EVALUATION METHOD AND CRITERIA
Individual consultants will be evaluated based on the following methodology:
The award of the contract shall be made to the individual consultant whose offer has been evaluated and determined as follows:
Only candidates obtaining a minimum of 49 points (70% of the total technical points) would be considered for the Financial Evaluation.
TECHNICAL CRITERIA (70 POINTS)
Technical Approach & Methodology (10 marks) - This explains the understanding of the objectives of the assignment, approach to the services, methodology for carrying out the activities and obtaining the expected output, and the degree of detail of such output. The Applicant should also explain the methodologies proposed to adopt and highlight the compatibility of those methodologies with the proposed approach.
Work Plan (10 marks) - The Applicant should propose the main activities of the assignment, their content and duration, phasing and interrelations, milestones (including interim approvals by the Client), and delivery dates.

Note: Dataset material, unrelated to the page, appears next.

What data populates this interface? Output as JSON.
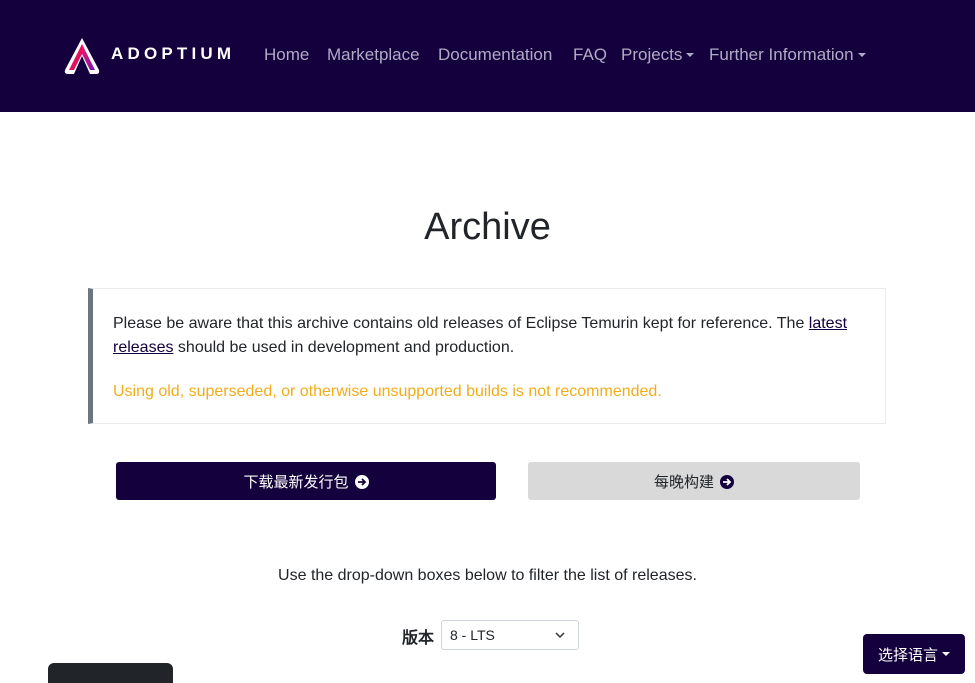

The proposed work plan should be consistent with the technical approach and methodology, showing understanding of the TOR and ability to translate them into a feasible working plan.
Financial Evaluation (30%):
The following formula will be used to evaluate financial proposal:
p = y (µ/z), where
p = points for the financial proposal being evaluated
y = maximum number of points for the financial proposal
µ = price of the lowest priced proposal
z = price of the proposal being evaluated
DOCUMENTS TO BE INCLUDED WHEN SUBMITTING THE PROPOSALS:
Interested individual consultants must submit the following documents/information to demonstrate their qualifications in one single PDF document
Annexes (click on the hyperlink to access the documents):
Note: Incomplete application will result in automatic disqualification of candidate.
UNDP is committed to achieving workforce diversity in terms of gender, nationality and culture. Individuals from minority groups, indigenous groups and persons with disabilities are equally encouraged to apply. All applications will be treated with the strictest confidence.
UNDP does not tolerate sexual exploitation and abuse, any kind of harassment, including sexual harassment, and discrimination. All selected candidates will, therefore, undergo rigorous reference and background checks.